These inequities run deeper than any single medical resource: World Bank research in 2015 suggests that 54% of all deaths in low- and middle-income countries could have been prevented with adequate prehospital or emergency care.
Not all the challenges have to do with money or material resources. Many sub-Saharan countries must grapple with people not showing up to get medical care, especially during an infectious disease outbreak.
Peter Berman, the head of University of British Columbia's School of Public Health, says in Ethiopia, for instance, citizens are more reticent to seek medical care as coronavirus spreads. This could lead to an increase in mortality from other, often-preventable causes.
"People will drastically reduce their use of very important measures that are available to address other causes of disease and mortality," Berman said. "They will stop bringing their children for treatment for respiratory infection or diarrheal diseases. They will stop getting immunized because they're afraid to go to the clinic. They will stop getting more treatment for tuberculosis, malaria, [HIV] or other problems that are prevalent."
Yet, even in the face of cultural factors like these, research shows that having money isn't all it takes to keep people healthy anyway.
A 2019 report on global health security by researchers at the Nuclear Threat Initiative, the Johns Hopkins Center for Health Security and the Economist Intelligence Unit demonstrate major vulnerabilities for countries — poor and rich — when it comes to defense against a pandemic. Despite their wealth, some of the richest countries were less prepared to deal with a pandemic than researchers expected.
Jessica Bell, one of the report's leads, explains: Wealthier countries often didn't prioritize health systems and disease prevention in ways tantamount to their resource power.
That's why how a nation spends the money it does have can be more important than the dollar amount of a nation's wealth, regardless of whether there's a pandemic.
"Imagine that if we spend $100 per capita to build up very high-level hospitals which treat sophisticated diseases — that doesn't do much for the general population," Berman says. "If we spent that same money on assuring that everyone is immunized or treating these children's infections and so on, we could see a very significant drop in mortality at the population level."
When it comes to a pandemic, past experience helps these countries, too, says Krutika Kuppalli, an infectious diseases physician and vice chair of the Infectious Diseases Society of America's Global Health Committee. She cared for patients with Ebola in Sierra Leone and worked with HIV- infected patients and patients with tuberculosis in Ethiopia.

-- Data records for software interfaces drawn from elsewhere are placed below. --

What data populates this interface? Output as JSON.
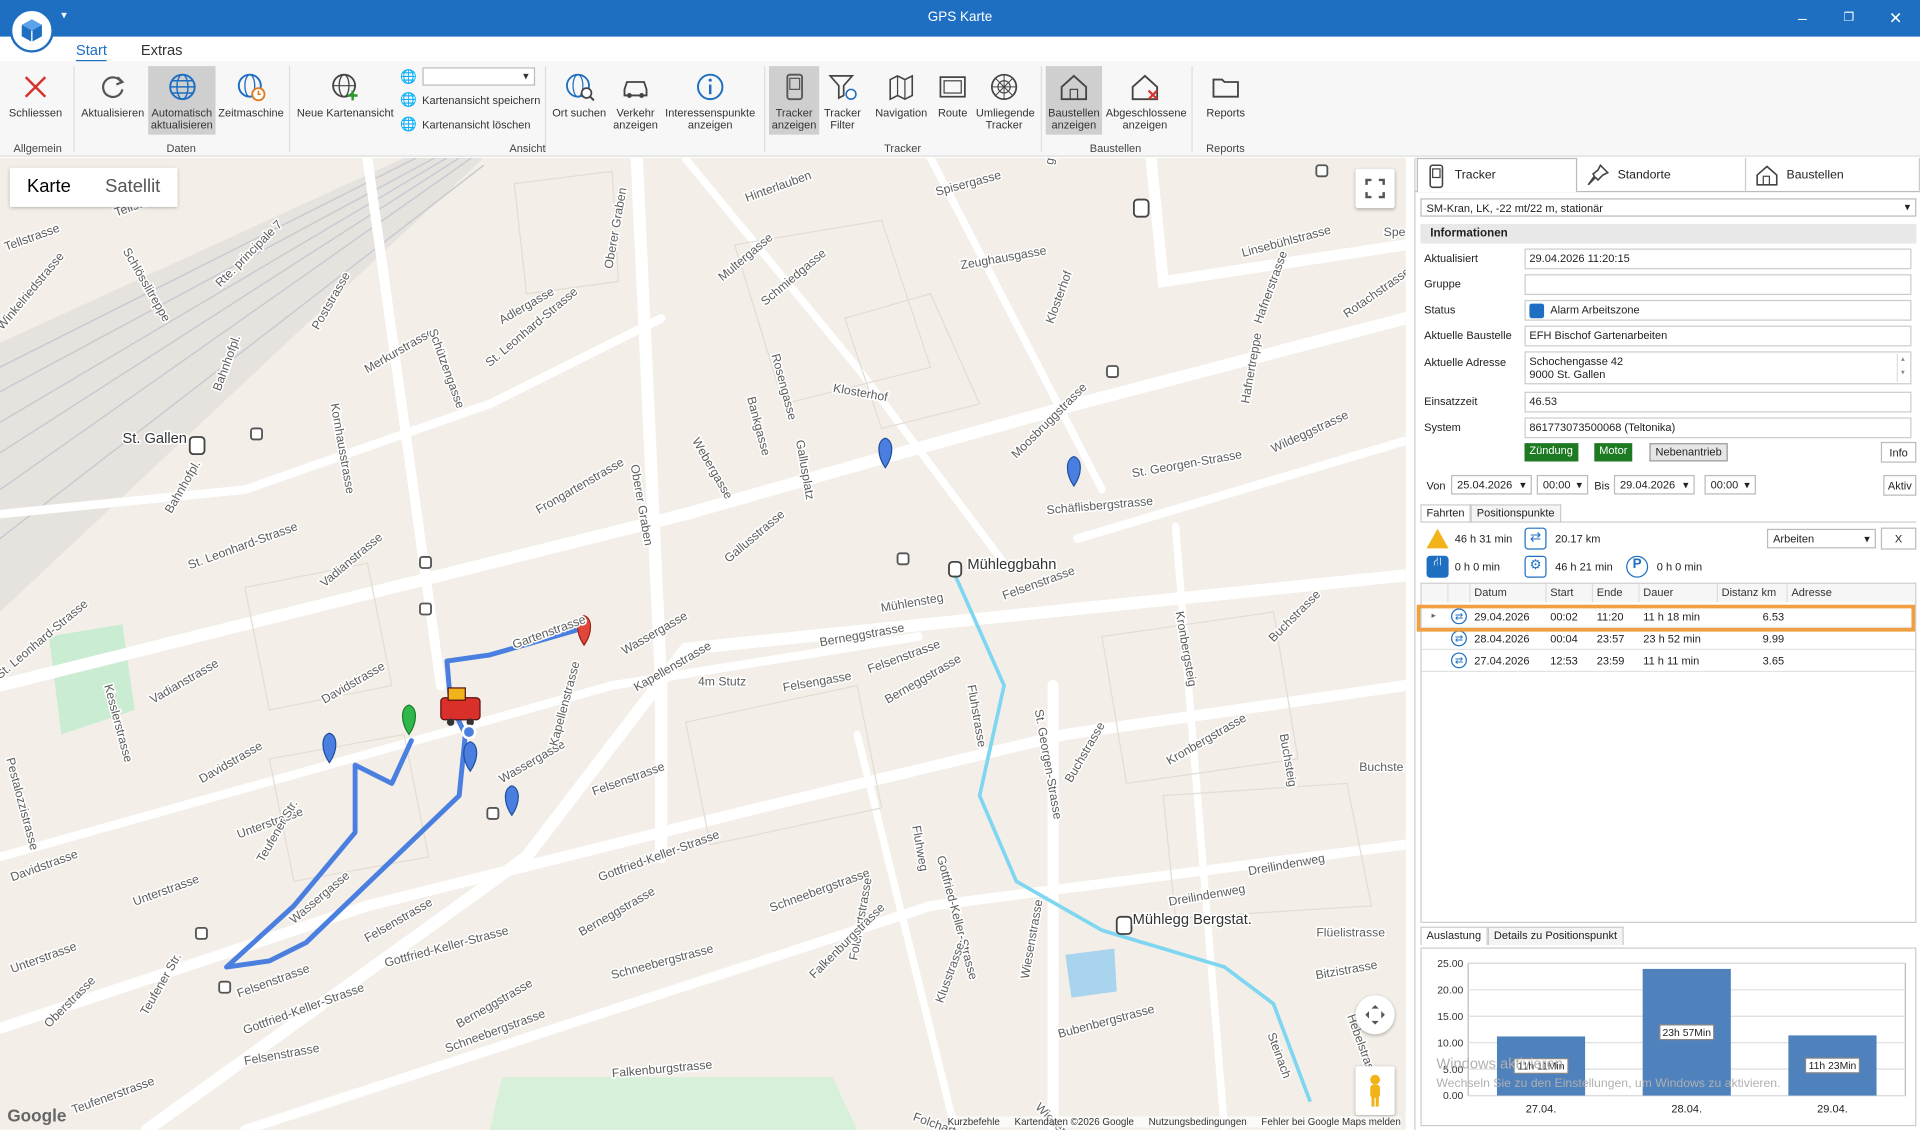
{
  "window": {
    "title": "GPS Karte"
  },
  "ribbon": {
    "tabs": [
      "Start",
      "Extras"
    ],
    "buttons": {
      "schliessen": "Schliessen",
      "aktualisieren": "Aktualisieren",
      "automatisch": "Automatisch aktualisieren",
      "zeitmaschine": "Zeitmaschine",
      "neue_kartenansicht": "Neue Kartenansicht",
      "kartenansicht_speichern": "Kartenansicht speichern",
      "kartenansicht_loeschen": "Kartenansicht löschen",
      "ort_suchen": "Ort suchen",
      "verkehr": "Verkehr anzeigen",
      "interessenspunkte": "Interessenspunkte anzeigen",
      "tracker_anzeigen": "Tracker anzeigen",
      "tracker_filter": "Tracker Filter",
      "navigation": "Navigation",
      "route": "Route",
      "umliegende_tracker": "Umliegende Tracker",
      "baustellen_anzeigen": "Baustellen anzeigen",
      "abgeschlossene": "Abgeschlossene anzeigen",
      "reports": "Reports"
    },
    "groups": {
      "allgemein": "Allgemein",
      "daten": "Daten",
      "ansicht": "Ansicht",
      "tracker": "Tracker",
      "baustellen": "Baustellen",
      "reports": "Reports"
    }
  },
  "map": {
    "toggle": {
      "karte": "Karte",
      "satellit": "Satellit"
    },
    "labels": [
      {
        "t": "Tellstrasse",
        "x": 95,
        "y": 177,
        "r": -20
      },
      {
        "t": "Tellstrasse",
        "x": 5,
        "y": 205,
        "r": -20
      },
      {
        "t": "Winkelriedstrasse",
        "x": 2,
        "y": 270,
        "r": -50
      },
      {
        "t": "Rte. principale 7",
        "x": 180,
        "y": 235,
        "r": -45
      },
      {
        "t": "Schlösslitreppe",
        "x": 100,
        "y": 205,
        "r": 60
      },
      {
        "t": "Poststrasse",
        "x": 260,
        "y": 270,
        "r": -60
      },
      {
        "t": "Kornhausstrasse",
        "x": 270,
        "y": 330,
        "r": 80
      },
      {
        "t": "Merkurstrasse",
        "x": 300,
        "y": 305,
        "r": -30
      },
      {
        "t": "Schützengasse",
        "x": 350,
        "y": 270,
        "r": 70
      },
      {
        "t": "Adlergasse",
        "x": 410,
        "y": 265,
        "r": -30
      },
      {
        "t": "St. Leonhard-Strasse",
        "x": 400,
        "y": 300,
        "r": -40
      },
      {
        "t": "Oberer Graben",
        "x": 500,
        "y": 220,
        "r": -80
      },
      {
        "t": "Hinterlauben",
        "x": 610,
        "y": 165,
        "r": -20
      },
      {
        "t": "Multergasse",
        "x": 590,
        "y": 230,
        "r": -40
      },
      {
        "t": "Schmiedgasse",
        "x": 625,
        "y": 250,
        "r": -40
      },
      {
        "t": "Spisergasse",
        "x": 765,
        "y": 160,
        "r": -15
      },
      {
        "t": "Zeughausgasse",
        "x": 785,
        "y": 220,
        "r": -10
      },
      {
        "t": "Linsebühlstrasse",
        "x": 1015,
        "y": 210,
        "r": -15
      },
      {
        "t": "Hafnerstrasse",
        "x": 1030,
        "y": 265,
        "r": -70
      },
      {
        "t": "Rotachstrasse",
        "x": 1100,
        "y": 260,
        "r": -35
      },
      {
        "t": "Klosterhof",
        "x": 680,
        "y": 320,
        "r": 10
      },
      {
        "t": "Moosbruggstrasse",
        "x": 830,
        "y": 375,
        "r": -45
      },
      {
        "t": "St. Georgen-Strasse",
        "x": 925,
        "y": 390,
        "r": -10
      },
      {
        "t": "Wildeggstrasse",
        "x": 1040,
        "y": 370,
        "r": -25
      },
      {
        "t": "Schäflisbergstrasse",
        "x": 855,
        "y": 420,
        "r": -5
      },
      {
        "t": "St. Gallen",
        "x": 100,
        "y": 362,
        "r": 0
      },
      {
        "t": "Oberer Graben",
        "x": 515,
        "y": 380,
        "r": 80
      },
      {
        "t": "Webergasse",
        "x": 565,
        "y": 360,
        "r": 60
      },
      {
        "t": "Frongartenstrasse",
        "x": 440,
        "y": 420,
        "r": -30
      },
      {
        "t": "Vadianstrasse",
        "x": 265,
        "y": 480,
        "r": -40
      },
      {
        "t": "St. Leonhard-Strasse",
        "x": 155,
        "y": 465,
        "r": -20
      },
      {
        "t": "Gallusstrasse",
        "x": 595,
        "y": 460,
        "r": -40
      },
      {
        "t": "Mühleggbahn",
        "x": 790,
        "y": 465,
        "r": 0
      },
      {
        "t": "Mühlensteg",
        "x": 720,
        "y": 500,
        "r": -10
      },
      {
        "t": "Felsenstrasse",
        "x": 820,
        "y": 490,
        "r": -20
      },
      {
        "t": "Berneggstrasse",
        "x": 670,
        "y": 528,
        "r": -10
      },
      {
        "t": "Wassergasse",
        "x": 510,
        "y": 535,
        "r": -30
      },
      {
        "t": "Gartenstrasse",
        "x": 420,
        "y": 530,
        "r": -20
      },
      {
        "t": "Kapellenstrasse",
        "x": 520,
        "y": 565,
        "r": -30
      },
      {
        "t": "Felsenstrasse",
        "x": 710,
        "y": 550,
        "r": -20
      },
      {
        "t": "Berneggstrasse",
        "x": 725,
        "y": 575,
        "r": -30
      },
      {
        "t": "Davidstrasse",
        "x": 265,
        "y": 575,
        "r": -30
      },
      {
        "t": "Vadianstrasse",
        "x": 125,
        "y": 575,
        "r": -30
      },
      {
        "t": "Kesslerstrasse",
        "x": 85,
        "y": 560,
        "r": 75
      },
      {
        "t": "St. Leonhard-Strasse",
        "x": 0,
        "y": 555,
        "r": -40
      },
      {
        "t": "Davidstrasse",
        "x": 165,
        "y": 640,
        "r": -30
      },
      {
        "t": "Wassergasse",
        "x": 410,
        "y": 640,
        "r": -30
      },
      {
        "t": "Kapellenstrasse",
        "x": 455,
        "y": 610,
        "r": -75
      },
      {
        "t": "Felsenstrasse",
        "x": 485,
        "y": 650,
        "r": -20
      },
      {
        "t": "Fluhstrasse",
        "x": 790,
        "y": 560,
        "r": 80
      },
      {
        "t": "St. Georgen-Strasse",
        "x": 845,
        "y": 580,
        "r": 80
      },
      {
        "t": "Kronbergstrasse",
        "x": 955,
        "y": 625,
        "r": -30
      },
      {
        "t": "Buchstrasse",
        "x": 1040,
        "y": 525,
        "r": -45
      },
      {
        "t": "Buchstrasse",
        "x": 875,
        "y": 640,
        "r": -60
      },
      {
        "t": "Buchste",
        "x": 1110,
        "y": 630,
        "r": 0
      },
      {
        "t": "Unterstrasse",
        "x": 195,
        "y": 685,
        "r": -20
      },
      {
        "t": "Unterstrasse",
        "x": 110,
        "y": 740,
        "r": -20
      },
      {
        "t": "Davidstrasse",
        "x": 10,
        "y": 720,
        "r": -20
      },
      {
        "t": "Teufener Str.",
        "x": 215,
        "y": 705,
        "r": -60
      },
      {
        "t": "Wassergasse",
        "x": 240,
        "y": 755,
        "r": -40
      },
      {
        "t": "Gottfried-Keller-Strasse",
        "x": 490,
        "y": 720,
        "r": -20
      },
      {
        "t": "Berneggstrasse",
        "x": 475,
        "y": 765,
        "r": -30
      },
      {
        "t": "Schneebergstrasse",
        "x": 630,
        "y": 745,
        "r": -20
      },
      {
        "t": "Felsenstrasse",
        "x": 300,
        "y": 770,
        "r": -30
      },
      {
        "t": "Gottfried-Keller-Strasse",
        "x": 315,
        "y": 790,
        "r": -15
      },
      {
        "t": "Gottfried-Keller-Strasse",
        "x": 765,
        "y": 700,
        "r": 75
      },
      {
        "t": "Mühlegg Bergstat.",
        "x": 925,
        "y": 755,
        "r": 0
      },
      {
        "t": "Flüelistrasse",
        "x": 1075,
        "y": 765,
        "r": 0
      },
      {
        "t": "Dreilindenweg",
        "x": 955,
        "y": 740,
        "r": -10
      },
      {
        "t": "Dreilindenweg",
        "x": 1020,
        "y": 715,
        "r": -10
      },
      {
        "t": "Bitzistrasse",
        "x": 1075,
        "y": 800,
        "r": -10
      },
      {
        "t": "Hebelstrasse",
        "x": 1100,
        "y": 830,
        "r": 70
      },
      {
        "t": "Steinach",
        "x": 1035,
        "y": 845,
        "r": 70
      },
      {
        "t": "Wiesenstrasse",
        "x": 840,
        "y": 800,
        "r": -80
      },
      {
        "t": "Bubenbergstrasse",
        "x": 865,
        "y": 848,
        "r": -15
      },
      {
        "t": "Klusstrasse",
        "x": 770,
        "y": 820,
        "r": -70
      },
      {
        "t": "Folchartstrasse",
        "x": 700,
        "y": 785,
        "r": -80
      },
      {
        "t": "Falkenburgstrasse",
        "x": 665,
        "y": 800,
        "r": -45
      },
      {
        "t": "Schneebergstrasse",
        "x": 500,
        "y": 800,
        "r": -15
      },
      {
        "t": "Berneggstrasse",
        "x": 375,
        "y": 840,
        "r": -30
      },
      {
        "t": "Schneebergstrasse",
        "x": 365,
        "y": 860,
        "r": -20
      },
      {
        "t": "Felsenstrasse",
        "x": 195,
        "y": 815,
        "r": -20
      },
      {
        "t": "Gottfried-Keller-Strasse",
        "x": 200,
        "y": 845,
        "r": -20
      },
      {
        "t": "Oberstrasse",
        "x": 40,
        "y": 840,
        "r": -45
      },
      {
        "t": "Unterstrasse",
        "x": 10,
        "y": 795,
        "r": -20
      },
      {
        "t": "Teufener Str.",
        "x": 120,
        "y": 830,
        "r": -60
      },
      {
        "t": "Falkenburgstrasse",
        "x": 500,
        "y": 880,
        "r": -5
      },
      {
        "t": "Wiesenstrasse",
        "x": 845,
        "y": 905,
        "r": 45
      },
      {
        "t": "Folchartstr.",
        "x": 745,
        "y": 915,
        "r": 20
      },
      {
        "t": "Teufenerstrasse",
        "x": 60,
        "y": 910,
        "r": -20
      },
      {
        "t": "Felsenstrasse",
        "x": 200,
        "y": 870,
        "r": -10
      },
      {
        "t": "Pestalozzistrasse",
        "x": 5,
        "y": 620,
        "r": 75
      },
      {
        "t": "Bahnhofpl.",
        "x": 180,
        "y": 320,
        "r": -70
      },
      {
        "t": "Bahnhofpl.",
        "x": 140,
        "y": 420,
        "r": -60
      },
      {
        "t": "Bankgasse",
        "x": 610,
        "y": 325,
        "r": 75
      },
      {
        "t": "Gallusplatz",
        "x": 650,
        "y": 360,
        "r": 80
      },
      {
        "t": "Rosengasse",
        "x": 630,
        "y": 290,
        "r": 75
      },
      {
        "t": "Klosterhof",
        "x": 860,
        "y": 265,
        "r": -70
      },
      {
        "t": "Kronbergsteig",
        "x": 960,
        "y": 500,
        "r": 80
      },
      {
        "t": "Hafnertreppe",
        "x": 1020,
        "y": 330,
        "r": -80
      },
      {
        "t": "Fluhweg",
        "x": 745,
        "y": 675,
        "r": 80
      },
      {
        "t": "Buchsteig",
        "x": 1045,
        "y": 600,
        "r": 80
      },
      {
        "t": "4m Stutz",
        "x": 570,
        "y": 560,
        "r": 0
      },
      {
        "t": "Felsengasse",
        "x": 640,
        "y": 565,
        "r": -10
      },
      {
        "t": "Spe",
        "x": 1130,
        "y": 193,
        "r": 0
      },
      {
        "t": "gasse",
        "x": 860,
        "y": 135,
        "r": -80
      }
    ],
    "footer": [
      "Kurzbefehle",
      "Kartendaten ©2026 Google",
      "Nutzungsbedingungen",
      "Fehler bei Google Maps melden"
    ],
    "google": "Google"
  },
  "panel": {
    "tabs": [
      "Tracker",
      "Standorte",
      "Baustellen"
    ],
    "tracker_select": "SM-Kran, LK, -22 mt/22 m, stationär",
    "info_header": "Informationen",
    "fields": [
      {
        "label": "Aktualisiert",
        "value": "29.04.2026 11:20:15"
      },
      {
        "label": "Gruppe",
        "value": ""
      },
      {
        "label": "Status",
        "value": "Alarm Arbeitszone"
      },
      {
        "label": "Aktuelle Baustelle",
        "value": "EFH Bischof Gartenarbeiten"
      },
      {
        "label": "Aktuelle Adresse",
        "value": "Schochengasse 42",
        "value2": "9000 St. Gallen"
      },
      {
        "label": "Einsatzzeit",
        "value": "46.53"
      },
      {
        "label": "System",
        "value": "861773073500068 (Teltonika)"
      }
    ],
    "badges": [
      "Zündung",
      "Motor",
      "Nebenantrieb"
    ],
    "info_button": "Info",
    "von_label": "Von",
    "von_date": "25.04.2026",
    "von_time": "00:00",
    "bis_label": "Bis",
    "bis_date": "29.04.2026",
    "bis_time": "00:00",
    "aktiv": "Aktiv",
    "subtabs": [
      "Fahrten",
      "Positionspunkte"
    ],
    "summary": {
      "s1": "46 h 31 min",
      "s2": "20.17 km",
      "s3": "0 h 0 min",
      "s4": "46 h 21 min",
      "s5": "0 h 0 min"
    },
    "filter": "Arbeiten",
    "clear": "X",
    "table": {
      "headers": [
        "Datum",
        "Start",
        "Ende",
        "Dauer",
        "Distanz km",
        "Adresse"
      ],
      "rows": [
        {
          "datum": "29.04.2026",
          "start": "00:02",
          "ende": "11:20",
          "dauer": "11 h 18 min",
          "distanz": "6.53"
        },
        {
          "datum": "28.04.2026",
          "start": "00:04",
          "ende": "23:57",
          "dauer": "23 h 52 min",
          "distanz": "9.99"
        },
        {
          "datum": "27.04.2026",
          "start": "12:53",
          "ende": "23:59",
          "dauer": "11 h 11 min",
          "distanz": "3.65"
        }
      ]
    },
    "bottom_tabs": [
      "Auslastung",
      "Details zu Positionspunkt"
    ],
    "watermark1": "Windows aktivieren",
    "watermark2": "Wechseln Sie zu den Einstellungen, um Windows zu aktivieren."
  },
  "chart_data": {
    "type": "bar",
    "categories": [
      "27.04.",
      "28.04.",
      "29.04."
    ],
    "values": [
      11.18,
      23.95,
      11.38
    ],
    "data_labels": [
      "11h 11Min",
      "23h 57Min",
      "11h 23Min"
    ],
    "yticks": [
      "0.00",
      "5.00",
      "10.00",
      "15.00",
      "20.00",
      "25.00"
    ],
    "ylim": [
      0,
      25
    ],
    "bar_color": "#4f81bd"
  }
}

"You have the experience of standing up the infrastructure, having a health care workforce that has been deployed and working with those high-consequence pathogens. You have people, again, that are trained to do contact tracing, which is important," Kuppalli says.
Poor countries are used to leveraging extremely limited resources, Kuppalli and Tenner say, which is not something countries like the U.S. are used to. Tenner, who is now helping the city of San Francisco respond to COVID-19 outbreak, described drawing from her experience in Africa: she's begun giving patients nebulizer treatments in the open air rather than in buildings, to lower the risk that medical workers are exposed to the coronavirus.
"In the U.S., treating patients outside is not something we ever do," Tenner says. "In Ethiopia, I worked in a clinic where we saw a lot of [tuberculosis] patients and we saw all of them outside."
Despite these mitigating factors, Tenner is worried that the poorest countries may lose out to wealthier ones in the global grab for medical supplies — a devastating hit.
"They could be bidding against San Francisco, against New York or Seattle, or Dar es Salaam in Tanzania or Freetown [in Sierra Leone]," she says.
"When you're in those bidding wars, the highest price wins."